Several interviewees explicitly make the point that caring for the community is in one's self-interest. "To take care of your country is taking care of yourself," says 67-year-old Donna, from the Gulf Coast of Texas. "Taking care of your city, your neighborhood, your house is taking care of yourself." Jessica, a therapist in Georgia, makes a similar point; because an individual is a "member of the group," taxpaying is "a responsibility to everyone else and also to yourself." Tracy, who works at the University of Alabama, uses a more concrete example. "If you don't pay for people to be decently educated then they're going to be drug addicts or they're going to come and break into your home," she says. While Tracy's explanation is somewhat bleaker, she, Donna, and Jessica agree that even entirely self-interested persons have the incentive to care for those around them. Or, as Alicia puts it, "You know, no man is an island. We are all in this together."
By contrast, only one interviewee explained the taxpaying obligation as a kind of obedience. Bonnie, an antique store owner from Dallas, Texas, quotes the biblical parable in which Jesus tells his followers to give "unto Caesar the things which are Caesar's." What Bonnie takes from this story is a conviction that "people in authority are in place because God put them there," and so their laws should be followed. Bonnie seems to see taxpaying not so much as a civic or patriotic duty, but rather a simple compliance with the law. No other interviewee justified taxpaying in this way.
In fact, respondents tended to respond harshly to both legal tax avoidance and illegal tax evasion. Bridget is a private investigator living in rural Pennsylvania. She says, "I don't think people should be exempt" from paying their fair share of taxes just because "they can find a loophole around it." It is not merely the law that creates the obligation of taxpaying — which makes sense, given (as I noted earlier in the chapter) that tax compliance is higher than makes sense if it were merely a response to enforcement.

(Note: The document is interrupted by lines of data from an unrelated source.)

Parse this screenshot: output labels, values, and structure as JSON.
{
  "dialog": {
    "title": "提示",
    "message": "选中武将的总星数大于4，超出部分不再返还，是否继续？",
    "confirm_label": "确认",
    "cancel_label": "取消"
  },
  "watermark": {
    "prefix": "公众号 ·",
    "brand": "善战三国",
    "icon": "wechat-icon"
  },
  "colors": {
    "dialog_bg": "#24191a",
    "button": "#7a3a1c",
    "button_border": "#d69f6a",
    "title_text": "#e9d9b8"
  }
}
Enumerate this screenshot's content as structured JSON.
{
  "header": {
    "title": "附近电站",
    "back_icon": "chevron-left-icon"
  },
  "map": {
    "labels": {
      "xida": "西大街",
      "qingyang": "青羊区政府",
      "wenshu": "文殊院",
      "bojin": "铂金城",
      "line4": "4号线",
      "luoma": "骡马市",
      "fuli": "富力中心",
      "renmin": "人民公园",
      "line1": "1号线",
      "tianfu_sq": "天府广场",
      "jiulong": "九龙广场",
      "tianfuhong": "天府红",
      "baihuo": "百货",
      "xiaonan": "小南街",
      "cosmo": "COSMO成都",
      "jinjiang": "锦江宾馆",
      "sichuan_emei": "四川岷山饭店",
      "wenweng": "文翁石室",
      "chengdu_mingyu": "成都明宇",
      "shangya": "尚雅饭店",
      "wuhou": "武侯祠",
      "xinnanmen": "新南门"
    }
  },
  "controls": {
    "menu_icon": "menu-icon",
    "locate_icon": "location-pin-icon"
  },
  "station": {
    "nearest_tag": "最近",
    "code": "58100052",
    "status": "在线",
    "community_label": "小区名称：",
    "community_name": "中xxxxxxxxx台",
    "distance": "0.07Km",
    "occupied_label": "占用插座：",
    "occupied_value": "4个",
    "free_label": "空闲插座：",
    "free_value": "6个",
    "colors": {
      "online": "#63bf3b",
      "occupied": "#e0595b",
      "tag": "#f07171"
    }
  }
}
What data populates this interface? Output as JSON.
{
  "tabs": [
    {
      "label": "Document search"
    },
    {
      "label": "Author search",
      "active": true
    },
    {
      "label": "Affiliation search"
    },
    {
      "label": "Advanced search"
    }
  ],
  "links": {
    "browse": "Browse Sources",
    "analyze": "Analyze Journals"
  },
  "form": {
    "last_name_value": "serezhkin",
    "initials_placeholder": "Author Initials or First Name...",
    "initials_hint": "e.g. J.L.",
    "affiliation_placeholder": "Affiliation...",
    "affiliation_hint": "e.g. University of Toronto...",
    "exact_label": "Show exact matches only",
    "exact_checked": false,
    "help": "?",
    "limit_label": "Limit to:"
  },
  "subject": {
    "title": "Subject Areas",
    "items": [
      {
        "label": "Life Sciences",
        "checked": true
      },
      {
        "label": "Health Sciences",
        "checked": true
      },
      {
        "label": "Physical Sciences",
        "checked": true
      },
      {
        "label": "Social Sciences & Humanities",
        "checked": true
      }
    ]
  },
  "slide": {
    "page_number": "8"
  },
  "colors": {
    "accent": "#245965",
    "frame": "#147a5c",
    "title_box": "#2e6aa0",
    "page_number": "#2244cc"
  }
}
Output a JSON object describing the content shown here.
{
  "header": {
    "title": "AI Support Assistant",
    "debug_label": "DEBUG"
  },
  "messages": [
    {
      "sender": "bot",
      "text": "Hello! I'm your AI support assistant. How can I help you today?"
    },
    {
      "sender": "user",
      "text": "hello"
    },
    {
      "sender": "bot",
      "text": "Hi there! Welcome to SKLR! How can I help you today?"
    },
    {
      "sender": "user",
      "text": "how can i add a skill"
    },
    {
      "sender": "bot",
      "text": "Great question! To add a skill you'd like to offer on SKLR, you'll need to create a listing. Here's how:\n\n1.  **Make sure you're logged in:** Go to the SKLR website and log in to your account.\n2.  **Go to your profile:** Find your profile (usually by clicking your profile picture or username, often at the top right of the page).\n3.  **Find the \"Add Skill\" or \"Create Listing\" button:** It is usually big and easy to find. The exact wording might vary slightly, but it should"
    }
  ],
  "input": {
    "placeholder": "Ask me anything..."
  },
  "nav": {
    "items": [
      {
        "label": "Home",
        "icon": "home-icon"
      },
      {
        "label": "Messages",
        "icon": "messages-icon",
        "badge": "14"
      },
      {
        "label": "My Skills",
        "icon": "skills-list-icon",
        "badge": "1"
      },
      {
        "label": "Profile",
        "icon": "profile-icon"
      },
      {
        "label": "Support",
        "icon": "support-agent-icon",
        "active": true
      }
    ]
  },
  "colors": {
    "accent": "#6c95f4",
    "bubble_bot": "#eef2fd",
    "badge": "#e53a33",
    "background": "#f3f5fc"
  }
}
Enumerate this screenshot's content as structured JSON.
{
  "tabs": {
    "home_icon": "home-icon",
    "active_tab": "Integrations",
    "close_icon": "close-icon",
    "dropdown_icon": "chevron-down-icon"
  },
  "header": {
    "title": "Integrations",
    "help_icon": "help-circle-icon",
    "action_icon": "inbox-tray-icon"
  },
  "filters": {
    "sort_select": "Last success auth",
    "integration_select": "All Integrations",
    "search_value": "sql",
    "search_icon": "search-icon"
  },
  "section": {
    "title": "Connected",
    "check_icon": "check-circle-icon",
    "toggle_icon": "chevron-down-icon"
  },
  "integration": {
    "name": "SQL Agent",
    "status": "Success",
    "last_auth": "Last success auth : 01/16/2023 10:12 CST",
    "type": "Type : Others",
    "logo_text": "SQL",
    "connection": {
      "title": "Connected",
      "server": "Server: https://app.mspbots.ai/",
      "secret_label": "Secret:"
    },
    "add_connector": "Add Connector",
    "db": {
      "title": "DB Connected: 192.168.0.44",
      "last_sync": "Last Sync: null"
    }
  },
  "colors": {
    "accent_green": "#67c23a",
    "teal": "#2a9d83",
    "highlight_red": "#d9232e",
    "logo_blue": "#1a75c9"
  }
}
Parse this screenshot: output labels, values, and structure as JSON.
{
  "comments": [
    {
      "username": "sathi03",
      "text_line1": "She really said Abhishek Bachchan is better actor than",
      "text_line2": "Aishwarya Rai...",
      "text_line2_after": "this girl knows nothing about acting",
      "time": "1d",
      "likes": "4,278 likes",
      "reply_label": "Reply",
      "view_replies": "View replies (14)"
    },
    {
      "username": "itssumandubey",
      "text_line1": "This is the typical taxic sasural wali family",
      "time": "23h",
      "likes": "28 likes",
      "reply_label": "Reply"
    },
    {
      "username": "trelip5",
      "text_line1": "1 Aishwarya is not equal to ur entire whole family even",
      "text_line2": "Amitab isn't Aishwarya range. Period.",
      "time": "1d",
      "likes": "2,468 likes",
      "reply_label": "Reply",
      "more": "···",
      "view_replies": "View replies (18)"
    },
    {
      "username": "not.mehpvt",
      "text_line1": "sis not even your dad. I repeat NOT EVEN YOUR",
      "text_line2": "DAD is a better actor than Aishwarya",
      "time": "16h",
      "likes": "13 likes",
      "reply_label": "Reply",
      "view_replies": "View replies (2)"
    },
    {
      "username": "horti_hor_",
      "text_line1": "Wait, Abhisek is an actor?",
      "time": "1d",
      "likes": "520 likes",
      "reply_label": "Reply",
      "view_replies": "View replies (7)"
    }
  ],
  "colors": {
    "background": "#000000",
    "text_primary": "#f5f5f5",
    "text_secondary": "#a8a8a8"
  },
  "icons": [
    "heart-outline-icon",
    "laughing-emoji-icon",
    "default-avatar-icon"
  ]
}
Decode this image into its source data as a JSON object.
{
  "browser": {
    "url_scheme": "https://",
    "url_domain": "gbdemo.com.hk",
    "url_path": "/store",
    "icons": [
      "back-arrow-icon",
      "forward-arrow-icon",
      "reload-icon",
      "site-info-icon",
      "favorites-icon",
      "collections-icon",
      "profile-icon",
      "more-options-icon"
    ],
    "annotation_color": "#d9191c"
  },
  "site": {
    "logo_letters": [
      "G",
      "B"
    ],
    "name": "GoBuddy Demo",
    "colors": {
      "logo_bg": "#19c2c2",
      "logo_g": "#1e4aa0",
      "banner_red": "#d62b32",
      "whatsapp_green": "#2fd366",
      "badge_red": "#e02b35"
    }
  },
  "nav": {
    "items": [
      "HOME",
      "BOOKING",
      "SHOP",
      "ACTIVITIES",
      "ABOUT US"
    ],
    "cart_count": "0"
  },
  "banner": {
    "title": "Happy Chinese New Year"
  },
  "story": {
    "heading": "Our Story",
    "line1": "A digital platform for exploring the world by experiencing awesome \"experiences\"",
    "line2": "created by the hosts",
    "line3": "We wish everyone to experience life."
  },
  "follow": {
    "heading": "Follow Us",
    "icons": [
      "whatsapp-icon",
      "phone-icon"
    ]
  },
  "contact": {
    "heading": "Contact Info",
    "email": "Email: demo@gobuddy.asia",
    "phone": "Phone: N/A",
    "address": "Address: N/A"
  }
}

That my interviewees were so focused on the community, rather than their individual benefits, was especially surprising because our discussion of responsibility usually followed my question about whether an interviewee felt he or she had personally benefited from tax dollars. This line of questioning could have put individualized rewards (or the lack thereof) at the forefront of the interviewees' minds. But only a handful of interviewees explain the responsibility of taxpaying in terms of the benefits received. Ralph, a drug addiction counselor from central New York state, is one of these exceptions. Using the metaphor of paying for a hospital stay, he concludes, "You get the service, you pay for it." Denise is a 30-year-old woman from Connecticut. At one point she talks about taxation as a kind of insurance plan. "You never know when ... you might need assistance," she says. But mostly, Denise talks about obligations we have as a community. Taxes pay for "the benefits of living in society," she says. "It's just a common goal." Again, her logic is one of shared interest. The interviewees usually think about taxation not as an individual cost calculation, but as a shared cost of the commons.